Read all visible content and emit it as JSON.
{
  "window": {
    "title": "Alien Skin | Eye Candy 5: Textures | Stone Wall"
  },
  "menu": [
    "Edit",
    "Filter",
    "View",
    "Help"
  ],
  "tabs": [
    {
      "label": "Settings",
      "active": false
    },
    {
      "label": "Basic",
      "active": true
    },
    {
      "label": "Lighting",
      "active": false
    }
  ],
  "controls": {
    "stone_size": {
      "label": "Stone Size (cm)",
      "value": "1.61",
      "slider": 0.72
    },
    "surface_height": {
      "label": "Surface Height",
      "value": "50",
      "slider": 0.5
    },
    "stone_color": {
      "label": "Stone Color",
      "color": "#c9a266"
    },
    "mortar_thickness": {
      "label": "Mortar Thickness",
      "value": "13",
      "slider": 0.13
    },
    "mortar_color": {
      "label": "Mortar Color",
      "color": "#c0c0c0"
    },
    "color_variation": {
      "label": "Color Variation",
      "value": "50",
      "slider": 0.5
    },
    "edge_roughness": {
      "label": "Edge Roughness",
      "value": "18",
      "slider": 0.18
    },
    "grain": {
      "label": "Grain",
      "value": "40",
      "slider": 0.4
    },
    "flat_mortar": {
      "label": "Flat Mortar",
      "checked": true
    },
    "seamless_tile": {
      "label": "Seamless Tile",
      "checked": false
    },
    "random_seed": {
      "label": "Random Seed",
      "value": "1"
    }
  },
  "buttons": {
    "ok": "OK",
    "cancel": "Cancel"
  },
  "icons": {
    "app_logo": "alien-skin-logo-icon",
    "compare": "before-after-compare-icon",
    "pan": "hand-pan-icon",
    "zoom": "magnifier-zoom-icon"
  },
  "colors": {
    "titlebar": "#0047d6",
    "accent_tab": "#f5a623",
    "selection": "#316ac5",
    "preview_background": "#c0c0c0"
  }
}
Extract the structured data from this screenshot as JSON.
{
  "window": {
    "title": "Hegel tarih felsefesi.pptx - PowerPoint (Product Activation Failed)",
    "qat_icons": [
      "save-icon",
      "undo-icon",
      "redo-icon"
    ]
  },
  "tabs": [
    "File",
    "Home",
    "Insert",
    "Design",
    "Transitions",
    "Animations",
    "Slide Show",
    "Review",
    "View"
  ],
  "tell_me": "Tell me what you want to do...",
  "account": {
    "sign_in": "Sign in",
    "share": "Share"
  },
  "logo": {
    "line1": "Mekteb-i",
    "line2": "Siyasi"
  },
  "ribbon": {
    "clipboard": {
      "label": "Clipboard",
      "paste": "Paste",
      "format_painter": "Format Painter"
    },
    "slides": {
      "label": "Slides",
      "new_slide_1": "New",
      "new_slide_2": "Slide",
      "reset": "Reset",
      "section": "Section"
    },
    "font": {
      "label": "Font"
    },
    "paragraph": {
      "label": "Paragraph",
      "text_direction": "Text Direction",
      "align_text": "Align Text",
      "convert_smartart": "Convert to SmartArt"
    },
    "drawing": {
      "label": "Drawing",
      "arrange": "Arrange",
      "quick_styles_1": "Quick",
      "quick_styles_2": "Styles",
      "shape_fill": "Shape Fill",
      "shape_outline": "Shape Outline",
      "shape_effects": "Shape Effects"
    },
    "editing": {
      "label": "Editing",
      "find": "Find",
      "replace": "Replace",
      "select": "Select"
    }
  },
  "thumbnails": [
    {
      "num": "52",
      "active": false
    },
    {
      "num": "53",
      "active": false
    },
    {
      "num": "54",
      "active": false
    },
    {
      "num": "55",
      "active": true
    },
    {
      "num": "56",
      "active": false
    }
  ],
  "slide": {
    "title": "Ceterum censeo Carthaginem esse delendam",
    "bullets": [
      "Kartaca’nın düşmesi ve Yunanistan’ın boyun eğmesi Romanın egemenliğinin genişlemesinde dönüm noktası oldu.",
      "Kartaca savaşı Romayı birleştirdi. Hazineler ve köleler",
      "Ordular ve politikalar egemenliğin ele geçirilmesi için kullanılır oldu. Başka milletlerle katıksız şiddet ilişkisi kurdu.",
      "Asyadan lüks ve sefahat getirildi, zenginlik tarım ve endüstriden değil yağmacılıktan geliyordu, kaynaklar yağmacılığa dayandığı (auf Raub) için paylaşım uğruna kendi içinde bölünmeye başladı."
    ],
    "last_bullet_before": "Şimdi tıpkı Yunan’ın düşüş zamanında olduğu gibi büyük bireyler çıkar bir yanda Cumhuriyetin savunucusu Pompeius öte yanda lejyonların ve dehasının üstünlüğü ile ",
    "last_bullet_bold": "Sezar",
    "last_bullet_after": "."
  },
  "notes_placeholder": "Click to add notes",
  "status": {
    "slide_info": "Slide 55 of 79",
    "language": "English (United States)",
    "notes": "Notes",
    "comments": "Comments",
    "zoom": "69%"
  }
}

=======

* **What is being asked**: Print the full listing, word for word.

* **Task output**:
Read all visible content and emit it as JSON.
{
  "window": {
    "title": "Alien Skin | Eye Candy 5: Textures | Stone Wall"
  },
  "menu": [
    "Edit",
    "Filter",
    "View",
    "Help"
  ],
  "tabs": [
    {
      "label": "Settings",
      "active": false
    },
    {
      "label": "Basic",
      "active": true
    },
    {
      "label": "Lighting",
      "active": false
    }
  ],
  "controls": {
    "stone_size": {
      "label": "Stone Size (cm)",
      "value": "1.61",
      "slider": 0.72
    },
    "surface_height": {
      "label": "Surface Height",
      "value": "50",
      "slider": 0.5
    },
    "stone_color": {
      "label": "Stone Color",
      "color": "#c9a266"
    },
    "mortar_thickness": {
      "label": "Mortar Thickness",
      "value": "13",
      "slider": 0.13
    },
    "mortar_color": {
      "label": "Mortar Color",
      "color": "#c0c0c0"
    },
    "color_variation": {
      "label": "Color Variation",
      "value": "50",
      "slider": 0.5
    },
    "edge_roughness": {
      "label": "Edge Roughness",
      "value": "18",
      "slider": 0.18
    },
    "grain": {
      "label": "Grain",
      "value": "40",
      "slider": 0.4
    },
    "flat_mortar": {
      "label": "Flat Mortar",
      "checked": true
    },
    "seamless_tile": {
      "label": "Seamless Tile",
      "checked": false
    },
    "random_seed": {
      "label": "Random Seed",
      "value": "1"
    }
  },
  "buttons": {
    "ok": "OK",
    "cancel": "Cancel"
  },
  "icons": {
    "app_logo": "alien-skin-logo-icon",
    "compare": "before-after-compare-icon",
    "pan": "hand-pan-icon",
    "zoom": "magnifier-zoom-icon"
  },
  "colors": {
    "titlebar": "#0047d6",
    "accent_tab": "#f5a623",
    "selection": "#316ac5",
    "preview_background": "#c0c0c0"
  }
}
Extract the structured data from this screenshot as JSON.
{
  "window": {
    "title": "Hegel tarih felsefesi.pptx - PowerPoint (Product Activation Failed)",
    "qat_icons": [
      "save-icon",
      "undo-icon",
      "redo-icon"
    ]
  },
  "tabs": [
    "File",
    "Home",
    "Insert",
    "Design",
    "Transitions",
    "Animations",
    "Slide Show",
    "Review",
    "View"
  ],
  "tell_me": "Tell me what you want to do...",
  "account": {
    "sign_in": "Sign in",
    "share": "Share"
  },
  "logo": {
    "line1": "Mekteb-i",
    "line2": "Siyasi"
  },
  "ribbon": {
    "clipboard": {
      "label": "Clipboard",
      "paste": "Paste",
      "format_painter": "Format Painter"
    },
    "slides": {
      "label": "Slides",
      "new_slide_1": "New",
      "new_slide_2": "Slide",
      "reset": "Reset",
      "section": "Section"
    },
    "font": {
      "label": "Font"
    },
    "paragraph": {
      "label": "Paragraph",
      "text_direction": "Text Direction",
      "align_text": "Align Text",
      "convert_smartart": "Convert to SmartArt"
    },
    "drawing": {
      "label": "Drawing",
      "arrange": "Arrange",
      "quick_styles_1": "Quick",
      "quick_styles_2": "Styles",
      "shape_fill": "Shape Fill",
      "shape_outline": "Shape Outline",
      "shape_effects": "Shape Effects"
    },
    "editing": {
      "label": "Editing",
      "find": "Find",
      "replace": "Replace",
      "select": "Select"
    }
  },
  "thumbnails": [
    {
      "num": "52",
      "active": false
    },
    {
      "num": "53",
      "active": false
    },
    {
      "num": "54",
      "active": false
    },
    {
      "num": "55",
      "active": true
    },
    {
      "num": "56",
      "active": false
    }
  ],
  "slide": {
    "title": "Ceterum censeo Carthaginem esse delendam",
    "bullets": [
      "Kartaca’nın düşmesi ve Yunanistan’ın boyun eğmesi Romanın egemenliğinin genişlemesinde dönüm noktası oldu.",
      "Kartaca savaşı Romayı birleştirdi. Hazineler ve köleler",
      "Ordular ve politikalar egemenliğin ele geçirilmesi için kullanılır oldu. Başka milletlerle katıksız şiddet ilişkisi kurdu.",
      "Asyadan lüks ve sefahat getirildi, zenginlik tarım ve endüstriden değil yağmacılıktan geliyordu, kaynaklar yağmacılığa dayandığı (auf Raub) için paylaşım uğruna kendi içinde bölünmeye başladı."
    ],
    "last_bullet_before": "Şimdi tıpkı Yunan’ın düşüş zamanında olduğu gibi büyük bireyler çıkar bir yanda Cumhuriyetin savunucusu Pompeius öte yanda lejyonların ve dehasının üstünlüğü ile ",
    "last_bullet_bold": "Sezar",
    "last_bullet_after": "."
  },
  "notes_placeholder": "Click to add notes",
  "status": {
    "slide_info": "Slide 55 of 79",
    "language": "English (United States)",
    "notes": "Notes",
    "comments": "Comments",
    "zoom": "69%"
  }
}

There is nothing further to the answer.